Well, you have all the answers right in your face. AE is doing everything right. HDV alway is anamorphic and based on its automatic interpretation rules will create a matching composition. You can compensate for that by enabling the aspect ratio correction button in the comp viewer. Another option would be to manualyl create a full HD 1920x1080 comp and drop the footage in there. AE will un-squeeze the HDV footage automatically, again based on its automatic interpretation rules. You really need to read up on that in the help files...
I'm sorry, I still don't understand. If AE is doing everything right, then why does my footage look squished? All I want to do is edit a piece and I bought Adobe programs to do the heavy lifting. Yes, it is a great tool and I don't fully understand it, but your answer wasn't very helpful for a beginner.
Yes, I hit toggle aspect ratio correction, and it looks fine now, but why wouldn't the composition do that on its own?
Why should it? I'm sorry, but you really need to read up on video formats and their specifics and how that translates to working with them. That's not even specifically limited to Adobe tools - you would probably feel just as confused in otehr editing suites. Without understanding this stuff at least a tiny bit, you'll be forever making a mess of sizes, framerates, fields, imported graphics and whatever else can go wrong and ultimately make your final result crappy. That and of course things like CoDecs and settings for final output and/or transferring intermediate clips between programs. There is no easy and simple answer here unfortunately. Similarly, you need to understand your way through the differences between AE as a compositing program vs. Premiere Pro as an editor and where to do which parts of your work best and most efficiently. "All I want to do is edit this piece..." is just not a sufficient basis for any such decisions. What do you wanan do with your footage? Where is it gonann end up? what otehr specifics are involved? All this may dictate completely different priorities and it wil ldo so not only for this project but all that are to follow. Again, you realyl need to have at least some basic grasp of some of the concepts or this is going nowhere...
Your answers aren't helpful and I don't consider you a "community professional." A community professional would ask a few targeted questions to get down to the root of the issue quickly and help me along my way. I understand where to do the majority of my editing, and when to use after effects. I had a specific problem because I am unfamiliar with my friend's camera. No, I am not an expert on interlacing, aspect ratios, codecs and the like, but I have been working on having a better understanding of it and no, I haven't read enough.
Answers that include "study more" don't solve a problem. Thank you.
Vg20 is NOT HDV. VG20 is 1920 x 1080. Just drop a clip onto the "make new composition" icon at the bottom of the project panel and it should create a composition with proper settings.

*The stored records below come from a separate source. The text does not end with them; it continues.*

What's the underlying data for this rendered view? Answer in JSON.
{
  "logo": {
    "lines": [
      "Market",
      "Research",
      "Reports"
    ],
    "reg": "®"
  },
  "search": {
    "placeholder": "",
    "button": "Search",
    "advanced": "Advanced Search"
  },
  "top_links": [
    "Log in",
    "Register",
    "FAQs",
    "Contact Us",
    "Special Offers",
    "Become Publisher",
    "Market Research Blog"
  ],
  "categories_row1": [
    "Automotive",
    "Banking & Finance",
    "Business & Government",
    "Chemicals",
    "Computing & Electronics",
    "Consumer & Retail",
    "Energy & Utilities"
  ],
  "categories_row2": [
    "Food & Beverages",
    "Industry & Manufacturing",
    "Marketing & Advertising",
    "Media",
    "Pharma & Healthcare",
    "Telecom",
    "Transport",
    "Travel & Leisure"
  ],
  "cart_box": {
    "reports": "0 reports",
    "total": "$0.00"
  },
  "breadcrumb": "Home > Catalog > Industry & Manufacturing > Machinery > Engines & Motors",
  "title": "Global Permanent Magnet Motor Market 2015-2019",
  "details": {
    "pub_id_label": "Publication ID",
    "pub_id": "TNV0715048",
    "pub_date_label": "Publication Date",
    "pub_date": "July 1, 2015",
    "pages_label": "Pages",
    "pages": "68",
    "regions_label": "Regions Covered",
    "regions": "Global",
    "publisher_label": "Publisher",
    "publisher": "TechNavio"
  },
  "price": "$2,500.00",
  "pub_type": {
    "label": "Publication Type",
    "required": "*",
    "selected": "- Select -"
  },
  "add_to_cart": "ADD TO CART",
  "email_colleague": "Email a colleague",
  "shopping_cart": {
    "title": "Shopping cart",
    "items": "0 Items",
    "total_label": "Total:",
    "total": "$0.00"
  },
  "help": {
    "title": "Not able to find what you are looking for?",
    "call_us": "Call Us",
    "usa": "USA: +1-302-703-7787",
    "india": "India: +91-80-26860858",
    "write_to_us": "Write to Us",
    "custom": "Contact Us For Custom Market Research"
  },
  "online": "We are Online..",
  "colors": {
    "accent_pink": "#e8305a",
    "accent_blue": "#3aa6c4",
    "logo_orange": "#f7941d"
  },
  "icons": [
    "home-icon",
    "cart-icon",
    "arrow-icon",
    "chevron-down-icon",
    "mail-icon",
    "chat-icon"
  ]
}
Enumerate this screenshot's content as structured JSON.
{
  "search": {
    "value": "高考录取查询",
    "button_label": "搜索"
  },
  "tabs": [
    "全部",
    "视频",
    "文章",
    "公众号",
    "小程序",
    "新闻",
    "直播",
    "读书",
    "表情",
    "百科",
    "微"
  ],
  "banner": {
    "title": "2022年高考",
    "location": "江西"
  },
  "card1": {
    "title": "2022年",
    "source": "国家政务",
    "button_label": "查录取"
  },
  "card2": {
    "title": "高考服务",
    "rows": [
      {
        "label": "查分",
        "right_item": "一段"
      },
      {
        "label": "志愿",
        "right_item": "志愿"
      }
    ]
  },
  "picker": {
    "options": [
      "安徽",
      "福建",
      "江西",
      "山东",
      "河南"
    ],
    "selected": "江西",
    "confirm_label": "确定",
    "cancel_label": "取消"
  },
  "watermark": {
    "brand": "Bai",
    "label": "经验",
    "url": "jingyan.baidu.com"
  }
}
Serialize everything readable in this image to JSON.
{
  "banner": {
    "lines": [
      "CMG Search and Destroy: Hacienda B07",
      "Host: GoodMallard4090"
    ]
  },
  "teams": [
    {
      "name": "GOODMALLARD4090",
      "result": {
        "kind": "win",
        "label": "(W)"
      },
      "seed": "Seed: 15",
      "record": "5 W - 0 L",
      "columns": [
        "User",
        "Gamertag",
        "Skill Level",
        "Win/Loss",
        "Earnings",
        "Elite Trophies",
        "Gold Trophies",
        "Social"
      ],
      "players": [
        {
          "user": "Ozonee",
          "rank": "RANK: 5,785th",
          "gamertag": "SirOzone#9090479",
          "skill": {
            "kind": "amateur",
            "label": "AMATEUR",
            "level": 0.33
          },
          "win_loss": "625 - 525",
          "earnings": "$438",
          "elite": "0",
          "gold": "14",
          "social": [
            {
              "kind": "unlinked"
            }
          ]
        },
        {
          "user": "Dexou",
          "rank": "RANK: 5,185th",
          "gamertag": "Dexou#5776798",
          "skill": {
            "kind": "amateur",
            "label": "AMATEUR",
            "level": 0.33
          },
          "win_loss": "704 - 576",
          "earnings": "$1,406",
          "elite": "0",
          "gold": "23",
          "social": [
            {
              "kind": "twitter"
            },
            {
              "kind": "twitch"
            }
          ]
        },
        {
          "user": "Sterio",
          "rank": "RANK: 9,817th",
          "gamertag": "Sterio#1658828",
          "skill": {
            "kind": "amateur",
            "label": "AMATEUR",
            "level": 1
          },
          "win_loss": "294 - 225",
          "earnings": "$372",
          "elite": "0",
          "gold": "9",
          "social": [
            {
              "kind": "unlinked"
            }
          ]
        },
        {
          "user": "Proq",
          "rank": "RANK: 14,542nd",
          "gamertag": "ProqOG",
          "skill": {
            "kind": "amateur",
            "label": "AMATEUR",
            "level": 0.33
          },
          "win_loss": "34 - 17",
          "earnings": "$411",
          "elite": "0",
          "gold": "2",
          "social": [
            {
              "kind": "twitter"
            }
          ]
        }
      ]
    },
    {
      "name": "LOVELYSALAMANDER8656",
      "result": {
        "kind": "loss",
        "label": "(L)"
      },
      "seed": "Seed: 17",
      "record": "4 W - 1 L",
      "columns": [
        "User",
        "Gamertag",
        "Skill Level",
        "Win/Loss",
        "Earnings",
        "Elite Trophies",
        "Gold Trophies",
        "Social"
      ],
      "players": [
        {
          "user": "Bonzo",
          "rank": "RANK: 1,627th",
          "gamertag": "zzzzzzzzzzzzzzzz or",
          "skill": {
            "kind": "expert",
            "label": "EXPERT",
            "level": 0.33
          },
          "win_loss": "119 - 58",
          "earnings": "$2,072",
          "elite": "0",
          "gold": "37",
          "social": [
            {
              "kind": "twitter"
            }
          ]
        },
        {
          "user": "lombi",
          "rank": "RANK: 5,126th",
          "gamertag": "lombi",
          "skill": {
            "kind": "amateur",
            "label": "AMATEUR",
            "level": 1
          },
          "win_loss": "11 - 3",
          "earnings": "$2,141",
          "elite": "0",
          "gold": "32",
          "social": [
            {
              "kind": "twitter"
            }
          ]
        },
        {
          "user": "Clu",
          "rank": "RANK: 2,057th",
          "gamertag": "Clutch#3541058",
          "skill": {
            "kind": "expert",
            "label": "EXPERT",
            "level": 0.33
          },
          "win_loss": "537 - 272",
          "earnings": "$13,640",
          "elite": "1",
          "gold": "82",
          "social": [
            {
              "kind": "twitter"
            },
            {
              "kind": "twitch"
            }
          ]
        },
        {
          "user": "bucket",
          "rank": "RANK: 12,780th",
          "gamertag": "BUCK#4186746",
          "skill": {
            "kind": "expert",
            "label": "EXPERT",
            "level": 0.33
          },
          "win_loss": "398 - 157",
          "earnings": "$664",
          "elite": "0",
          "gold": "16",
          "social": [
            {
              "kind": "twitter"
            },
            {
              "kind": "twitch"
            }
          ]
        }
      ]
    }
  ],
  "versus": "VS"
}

That is exactly what I do, and I still can't figure it out. I have rendered out my After Effects projects, and they are in the 4:3 ratio, but once I drop them back into Premiere, it "fixes it." It is probably making my footage look worse.
When I import the .mts files from the VG20 into Premiere, and click on them in the project panel, it reads:
1440 x 1080 (1.3333333) 29.97fps
Why would you say it is 1920 x 1080? Keep in mind I am taking this footage from a friend's camera, so I don't know what settings it has or why this footage would import and display that way.
It works fine in Premiere Pro, but I can't get it to work in After Effects without some sort of pixel aspect ratio problem.
Could someone please list exactly the settings I need, and the menus I need to change them in step by step? Maybe someone who has a Sony VG20?
Thanks for your time and help!
It's seems to me that your friends footage is HDV which was shot on a different camera then the VG20. The VG20 is not 1440x1080. Unless After Effects is having an issue with this footage and can't read it correctly.
I output my project to DVD using "Send to Encore" and it plays fine, but the picture isn't as sharp as it should be. Should I be using the "Export" option and selecting another way to output it for best quality? It just looks a little too pixelated. I can assure you that the camera he used was a Sony Camcorder that is the VG-20.
Here is a link to the specs on B&H:
The recording section does list the 1440 x 1080, which is fine, but I don't feel like the picture is as sharp as it should be.
Granted, I am adding a lot of overlay effects to some shots, but most shots have no effects and I don't know why it looks so blocky.
Could anyone walk me through the settings? I would be willing to pay money for some help at this point if it actually solved my problem.
Thank you for your time again!
Update: When I select File, then Export Media, then I select Format "DVD Mpeg 2" from the list, my output file says ".m2v" as the extension which is something I don't understand, and it creates 3 separate files, one of which is .wav for the audio. This happens when I use the media encoder. I just want to make a higher quality DVD file that I can use with encore since "Send to Encore" doesn't seem to be getting me good video quality. Sure, it plays, but it is very pixelated. If someone could give me some pointers as to which setting I would use to create a DVD, or what setting to use to create a file I could bring into Encore and burn a DVD with, that would be really appreciated. I don't understand all of the formats and presets.
No ideas anyone?